On the second floor of the former casket plant, which was retrofitted with a conveyor system to coat finished products.
The aerial tram at the Mayflower Mill gives a sense of what the Gold Prince Mill in Animas Forks once looked like. Trams connected the mill to the mines around it without the need to negotiate trees, rivers, and rough terrain.
Much of the signage in the mill was hand-drawn.
This mean-looking thing had a purpose, probably, but that function has been lost to decades of expansion.
When a big motor rusted free of its ceiling mount, it smashed onto this workbench.
These wide spools sit atop the abandoned tracks that lead to the train shed, which was later repurposed into a truck shed.
The mill itself is one giant room sectioned into levels–more catwalks than concrete. Here you can see the evaporators and have a sense for the miles and miles of pipes that zigzag through the plant.
The last batch of molded metal stuck in the chute, this metallurgical furnace was falling apart brick by disintegrating brick b the time I got to it. On the upper floors there is a sophisticated network of vents and chimneys to make these little furnaces as hot as possible.
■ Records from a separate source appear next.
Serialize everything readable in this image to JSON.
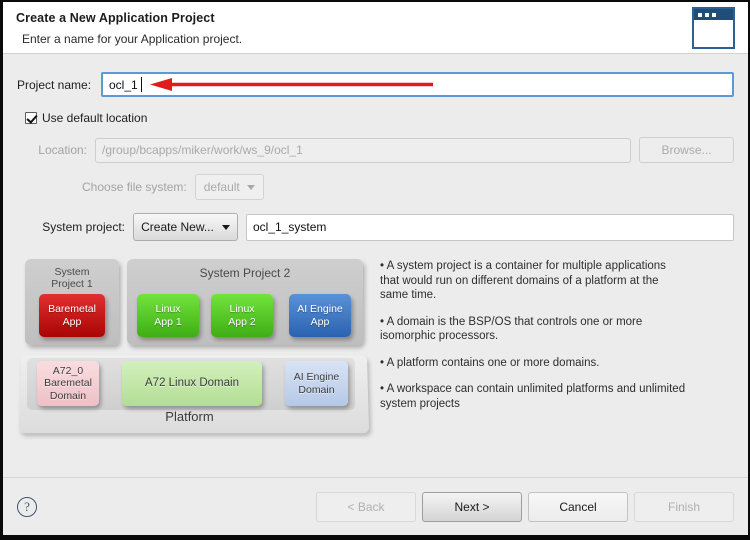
{
  "header": {
    "title": "Create a New Application Project",
    "subtitle": "Enter a name for your Application project.",
    "icon": "window-icon"
  },
  "form": {
    "project_name_label": "Project name:",
    "project_name_value": "ocl_1",
    "use_default_location_label": "Use default location",
    "use_default_location_checked": true,
    "location_label": "Location:",
    "location_value": "/group/bcapps/miker/work/ws_9/ocl_1",
    "browse_label": "Browse...",
    "file_system_label": "Choose file system:",
    "file_system_value": "default",
    "system_project_label": "System project:",
    "system_project_combo_value": "Create New...",
    "system_project_name_value": "ocl_1_system",
    "focus_border_color": "#5a9ad6",
    "annotation_arrow_color": "#e01b1b"
  },
  "diagram": {
    "system_project_1_label": "System\nProject 1",
    "system_project_1_label_l1": "System",
    "system_project_1_label_l2": "Project 1",
    "system_project_2_label": "System Project 2",
    "platform_label": "Platform",
    "apps": [
      {
        "label_l1": "Baremetal",
        "label_l2": "App",
        "color": "#c51111"
      },
      {
        "label_l1": "Linux",
        "label_l2": "App 1",
        "color": "#55c922"
      },
      {
        "label_l1": "Linux",
        "label_l2": "App 2",
        "color": "#55c922"
      },
      {
        "label_l1": "AI Engine",
        "label_l2": "App",
        "color": "#3b78c8"
      }
    ],
    "domains": [
      {
        "label_l1": "A72_0",
        "label_l2": "Baremetal",
        "label_l3": "Domain",
        "color": "#f2c9cd"
      },
      {
        "label_l1": "A72 Linux Domain",
        "label_l2": "",
        "label_l3": "",
        "color": "#c2e7a7"
      },
      {
        "label_l1": "AI Engine",
        "label_l2": "Domain",
        "label_l3": "",
        "color": "#c4d3ed"
      }
    ]
  },
  "bullets": [
    "• A system project is a container for multiple applications that would run on different domains of a platform at the same time.",
    "• A domain is the BSP/OS that controls one or more isomorphic processors.",
    "• A platform contains one or more domains.",
    "• A workspace can contain unlimited platforms and unlimited system projects"
  ],
  "footer": {
    "help_label": "?",
    "buttons": [
      {
        "label": "< Back",
        "state": "disabled"
      },
      {
        "label": "Next >",
        "state": "default"
      },
      {
        "label": "Cancel",
        "state": "normal"
      },
      {
        "label": "Finish",
        "state": "disabled"
      }
    ]
  }
}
An antique clothes dryer and sample inline 4 engine, the latter used as a training piece after WWII to retrain veterans.